**Problem to solve:** Would you please restate the data exactly as it stands, apart from the pictures?
Content starts
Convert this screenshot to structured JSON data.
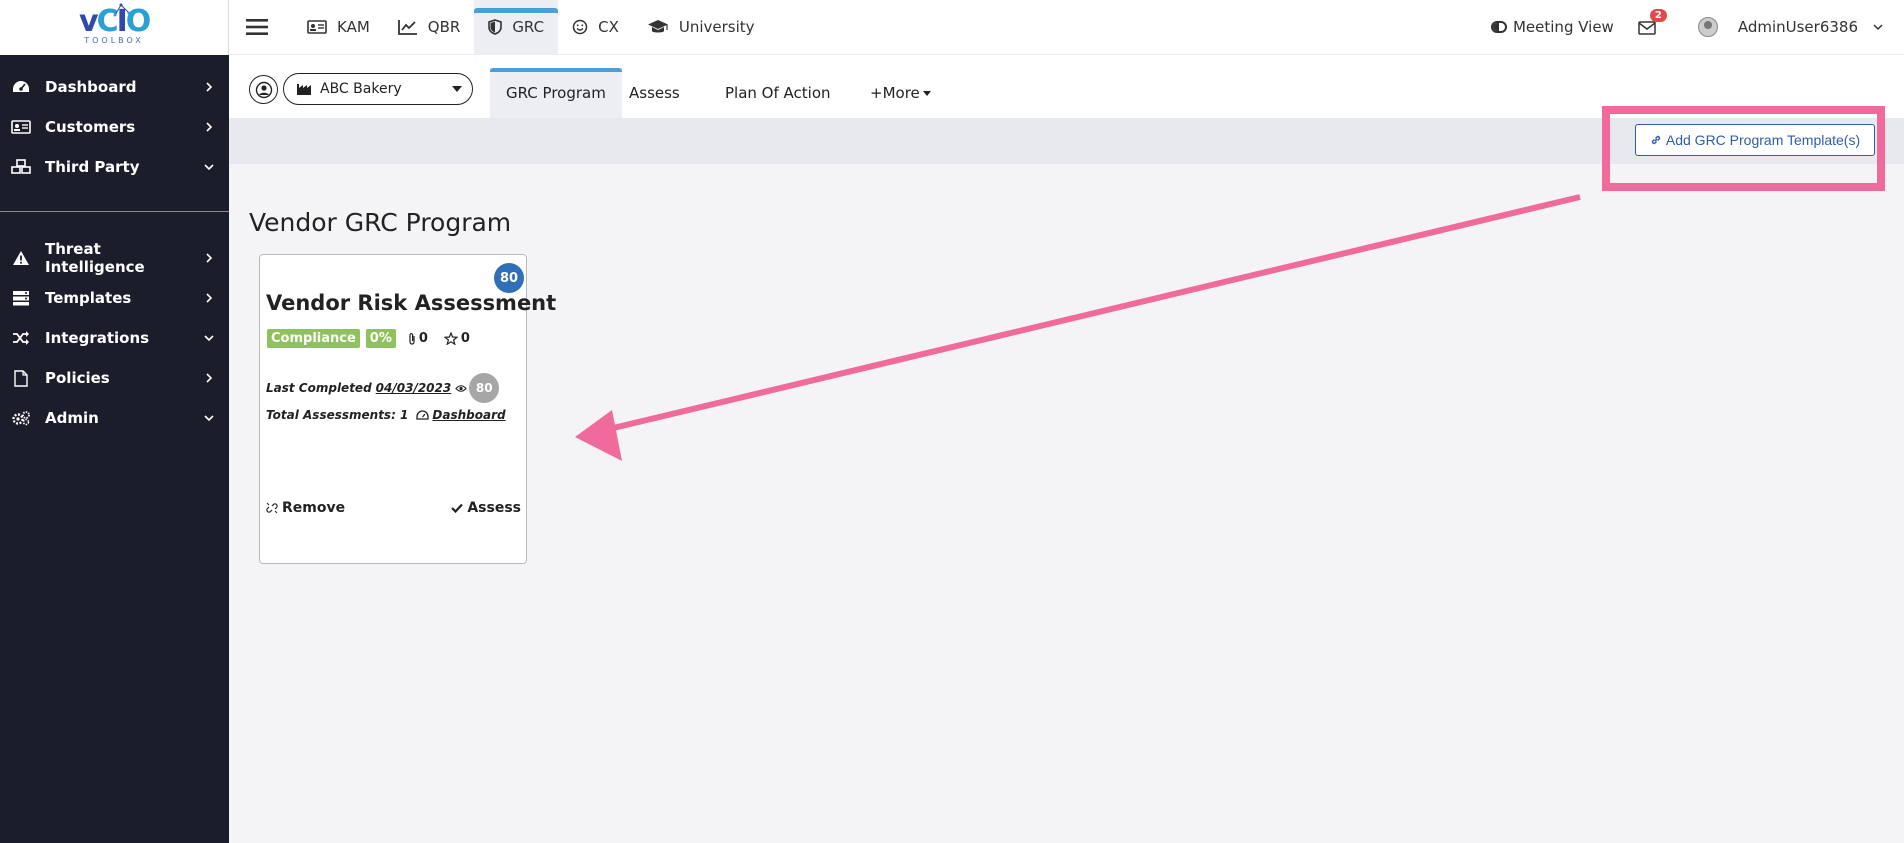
{
  "app": {
    "logo_text": "vCIO",
    "logo_sub": "TOOLBOX"
  },
  "sidebar": {
    "items": [
      {
        "label": "Dashboard",
        "icon": "dashboard-icon",
        "chevron": "right"
      },
      {
        "label": "Customers",
        "icon": "id-card-icon",
        "chevron": "right"
      },
      {
        "label": "Third Party",
        "icon": "cubes-icon",
        "chevron": "down"
      },
      {
        "label": "Threat Intelligence",
        "icon": "warning-icon",
        "chevron": "right"
      },
      {
        "label": "Templates",
        "icon": "server-icon",
        "chevron": "right"
      },
      {
        "label": "Integrations",
        "icon": "shuffle-icon",
        "chevron": "down"
      },
      {
        "label": "Policies",
        "icon": "file-icon",
        "chevron": "right"
      },
      {
        "label": "Admin",
        "icon": "gears-icon",
        "chevron": "down"
      }
    ]
  },
  "topbar": {
    "tabs": [
      {
        "label": "KAM",
        "icon": "id-card-icon"
      },
      {
        "label": "QBR",
        "icon": "line-chart-icon"
      },
      {
        "label": "GRC",
        "icon": "shield-icon",
        "active": true
      },
      {
        "label": "CX",
        "icon": "smile-icon"
      },
      {
        "label": "University",
        "icon": "graduation-cap-icon"
      }
    ],
    "meeting_view": "Meeting View",
    "mail_count": "2",
    "username": "AdminUser6386"
  },
  "subbar": {
    "customer": "ABC Bakery",
    "tabs": [
      "GRC Program",
      "Assess",
      "Plan Of Action",
      "+More"
    ]
  },
  "toolbar": {
    "add_button": "Add GRC Program Template(s)"
  },
  "main": {
    "title": "Vendor GRC Program",
    "card": {
      "score": "80",
      "title": "Vendor Risk Assessment",
      "compliance_label": "Compliance",
      "percent": "0%",
      "attachments": "0",
      "stars": "0",
      "last_completed_label": "Last Completed",
      "last_completed_date": "04/03/2023",
      "last_score": "80",
      "total_label": "Total Assessments: 1",
      "dashboard_link": "Dashboard",
      "remove_label": "Remove",
      "assess_label": "Assess"
    }
  },
  "colors": {
    "sidebar_bg": "#1c1d2b",
    "accent_blue": "#4a9fd9",
    "button_blue": "#2f5ea8",
    "annotation_pink": "#f06a9b",
    "compliance_green": "#8fc25f"
  }
}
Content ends
**Solution to this exercise:**
Convert this screenshot to structured JSON data.
{
  "app": {
    "logo_text": "vCIO",
    "logo_sub": "TOOLBOX"
  },
  "sidebar": {
    "items": [
      {
        "label": "Dashboard",
        "icon": "dashboard-icon",
        "chevron": "right"
      },
      {
        "label": "Customers",
        "icon": "id-card-icon",
        "chevron": "right"
      },
      {
        "label": "Third Party",
        "icon": "cubes-icon",
        "chevron": "down"
      },
      {
        "label": "Threat Intelligence",
        "icon": "warning-icon",
        "chevron": "right"
      },
      {
        "label": "Templates",
        "icon": "server-icon",
        "chevron": "right"
      },
      {
        "label": "Integrations",
        "icon": "shuffle-icon",
        "chevron": "down"
      },
      {
        "label": "Policies",
        "icon": "file-icon",
        "chevron": "right"
      },
      {
        "label": "Admin",
        "icon": "gears-icon",
        "chevron": "down"
      }
    ]
  },
  "topbar": {
    "tabs": [
      {
        "label": "KAM",
        "icon": "id-card-icon"
      },
      {
        "label": "QBR",
        "icon": "line-chart-icon"
      },
      {
        "label": "GRC",
        "icon": "shield-icon",
        "active": true
      },
      {
        "label": "CX",
        "icon": "smile-icon"
      },
      {
        "label": "University",
        "icon": "graduation-cap-icon"
      }
    ],
    "meeting_view": "Meeting View",
    "mail_count": "2",
    "username": "AdminUser6386"
  },
  "subbar": {
    "customer": "ABC Bakery",
    "tabs": [
      "GRC Program",
      "Assess",
      "Plan Of Action",
      "+More"
    ]
  },
  "toolbar": {
    "add_button": "Add GRC Program Template(s)"
  },
  "main": {
    "title": "Vendor GRC Program",
    "card": {
      "score": "80",
      "title": "Vendor Risk Assessment",
      "compliance_label": "Compliance",
      "percent": "0%",
      "attachments": "0",
      "stars": "0",
      "last_completed_label": "Last Completed",
      "last_completed_date": "04/03/2023",
      "last_score": "80",
      "total_label": "Total Assessments: 1",
      "dashboard_link": "Dashboard",
      "remove_label": "Remove",
      "assess_label": "Assess"
    }
  },
  "colors": {
    "sidebar_bg": "#1c1d2b",
    "accent_blue": "#4a9fd9",
    "button_blue": "#2f5ea8",
    "annotation_pink": "#f06a9b",
    "compliance_green": "#8fc25f"
  }
}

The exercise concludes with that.